Task to complete:
Pick every line out of the entries below that holds the string "install", and report them.

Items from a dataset
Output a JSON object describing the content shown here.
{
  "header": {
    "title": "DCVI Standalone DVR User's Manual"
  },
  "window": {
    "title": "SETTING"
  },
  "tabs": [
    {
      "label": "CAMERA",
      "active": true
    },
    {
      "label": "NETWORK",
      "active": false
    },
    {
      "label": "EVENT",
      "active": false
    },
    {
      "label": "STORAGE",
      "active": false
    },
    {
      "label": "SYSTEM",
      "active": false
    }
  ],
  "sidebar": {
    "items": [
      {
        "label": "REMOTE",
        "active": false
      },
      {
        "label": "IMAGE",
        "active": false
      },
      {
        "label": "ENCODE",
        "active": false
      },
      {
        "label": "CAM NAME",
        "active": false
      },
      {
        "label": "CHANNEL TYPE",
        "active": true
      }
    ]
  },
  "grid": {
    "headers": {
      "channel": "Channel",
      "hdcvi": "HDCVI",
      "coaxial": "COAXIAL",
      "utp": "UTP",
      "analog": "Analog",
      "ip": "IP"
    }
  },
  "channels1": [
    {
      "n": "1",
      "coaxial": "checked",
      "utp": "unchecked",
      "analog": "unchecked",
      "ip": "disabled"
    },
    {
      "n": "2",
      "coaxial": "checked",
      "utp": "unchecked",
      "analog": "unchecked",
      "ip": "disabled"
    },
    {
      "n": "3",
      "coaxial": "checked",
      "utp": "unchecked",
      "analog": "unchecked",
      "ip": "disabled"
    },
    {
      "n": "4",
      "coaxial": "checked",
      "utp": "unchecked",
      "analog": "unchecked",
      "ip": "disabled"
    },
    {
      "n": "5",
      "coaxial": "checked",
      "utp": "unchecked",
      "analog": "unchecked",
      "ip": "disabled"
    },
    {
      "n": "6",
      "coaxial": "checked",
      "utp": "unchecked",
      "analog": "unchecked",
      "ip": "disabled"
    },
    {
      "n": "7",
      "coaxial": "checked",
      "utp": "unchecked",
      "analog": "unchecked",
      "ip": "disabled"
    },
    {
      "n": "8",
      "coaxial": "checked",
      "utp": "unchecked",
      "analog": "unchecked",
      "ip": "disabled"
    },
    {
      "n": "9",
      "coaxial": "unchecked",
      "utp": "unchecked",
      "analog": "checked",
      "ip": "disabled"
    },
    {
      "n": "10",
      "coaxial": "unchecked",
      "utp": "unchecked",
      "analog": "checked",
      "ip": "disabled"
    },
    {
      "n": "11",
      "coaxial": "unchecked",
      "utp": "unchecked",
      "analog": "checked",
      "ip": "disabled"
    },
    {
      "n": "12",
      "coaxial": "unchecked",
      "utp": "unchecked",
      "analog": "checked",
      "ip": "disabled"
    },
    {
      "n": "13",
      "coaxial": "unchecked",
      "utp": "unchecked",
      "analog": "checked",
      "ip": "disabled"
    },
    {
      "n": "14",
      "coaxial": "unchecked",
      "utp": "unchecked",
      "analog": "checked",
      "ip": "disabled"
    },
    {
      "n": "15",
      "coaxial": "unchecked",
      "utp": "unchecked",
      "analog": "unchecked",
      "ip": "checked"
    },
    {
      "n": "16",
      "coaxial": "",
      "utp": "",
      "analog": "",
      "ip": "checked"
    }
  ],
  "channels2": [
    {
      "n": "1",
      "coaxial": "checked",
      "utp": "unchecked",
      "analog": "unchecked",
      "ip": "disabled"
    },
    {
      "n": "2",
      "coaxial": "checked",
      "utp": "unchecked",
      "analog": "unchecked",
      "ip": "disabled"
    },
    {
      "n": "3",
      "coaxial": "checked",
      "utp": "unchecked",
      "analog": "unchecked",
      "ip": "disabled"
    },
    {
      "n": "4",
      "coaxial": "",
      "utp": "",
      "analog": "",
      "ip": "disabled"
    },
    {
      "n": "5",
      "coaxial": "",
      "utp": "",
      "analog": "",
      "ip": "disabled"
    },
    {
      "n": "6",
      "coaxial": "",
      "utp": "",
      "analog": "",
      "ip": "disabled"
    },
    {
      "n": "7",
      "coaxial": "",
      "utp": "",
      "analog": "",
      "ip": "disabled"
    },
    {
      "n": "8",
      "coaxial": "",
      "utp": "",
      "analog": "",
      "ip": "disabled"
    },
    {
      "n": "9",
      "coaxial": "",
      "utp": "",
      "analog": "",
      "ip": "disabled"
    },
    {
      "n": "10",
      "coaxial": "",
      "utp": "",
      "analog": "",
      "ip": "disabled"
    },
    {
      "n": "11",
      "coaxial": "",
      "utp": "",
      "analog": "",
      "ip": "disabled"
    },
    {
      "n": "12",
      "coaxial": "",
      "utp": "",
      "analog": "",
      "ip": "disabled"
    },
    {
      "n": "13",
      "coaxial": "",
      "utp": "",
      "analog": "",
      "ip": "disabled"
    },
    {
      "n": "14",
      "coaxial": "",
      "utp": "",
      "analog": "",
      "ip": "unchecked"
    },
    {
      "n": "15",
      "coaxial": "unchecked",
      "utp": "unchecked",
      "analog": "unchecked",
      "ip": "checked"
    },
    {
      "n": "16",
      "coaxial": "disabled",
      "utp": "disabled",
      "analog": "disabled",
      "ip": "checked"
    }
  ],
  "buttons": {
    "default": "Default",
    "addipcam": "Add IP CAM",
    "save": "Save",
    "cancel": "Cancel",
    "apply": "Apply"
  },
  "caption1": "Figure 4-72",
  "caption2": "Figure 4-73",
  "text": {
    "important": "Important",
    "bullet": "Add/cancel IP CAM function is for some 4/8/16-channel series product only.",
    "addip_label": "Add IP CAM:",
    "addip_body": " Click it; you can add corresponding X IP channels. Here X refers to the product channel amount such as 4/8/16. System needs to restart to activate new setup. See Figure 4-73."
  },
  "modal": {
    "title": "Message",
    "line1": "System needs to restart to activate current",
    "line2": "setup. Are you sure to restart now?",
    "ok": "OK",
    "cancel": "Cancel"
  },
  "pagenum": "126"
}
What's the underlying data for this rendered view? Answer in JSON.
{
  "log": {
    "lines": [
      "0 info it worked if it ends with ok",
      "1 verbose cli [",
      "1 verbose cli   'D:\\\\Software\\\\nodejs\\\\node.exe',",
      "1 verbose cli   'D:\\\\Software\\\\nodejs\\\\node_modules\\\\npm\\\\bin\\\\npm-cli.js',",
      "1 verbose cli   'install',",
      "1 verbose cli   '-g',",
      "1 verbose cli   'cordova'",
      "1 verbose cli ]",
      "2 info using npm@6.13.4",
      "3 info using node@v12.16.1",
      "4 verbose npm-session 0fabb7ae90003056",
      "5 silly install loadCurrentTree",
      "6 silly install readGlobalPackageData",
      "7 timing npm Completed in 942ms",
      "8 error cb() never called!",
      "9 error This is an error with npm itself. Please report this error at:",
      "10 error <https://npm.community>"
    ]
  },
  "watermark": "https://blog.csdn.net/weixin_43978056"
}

Your response:
      "1 verbose cli   'install',",
      "5 silly install loadCurrentTree",
      "6 silly install readGlobalPackageData",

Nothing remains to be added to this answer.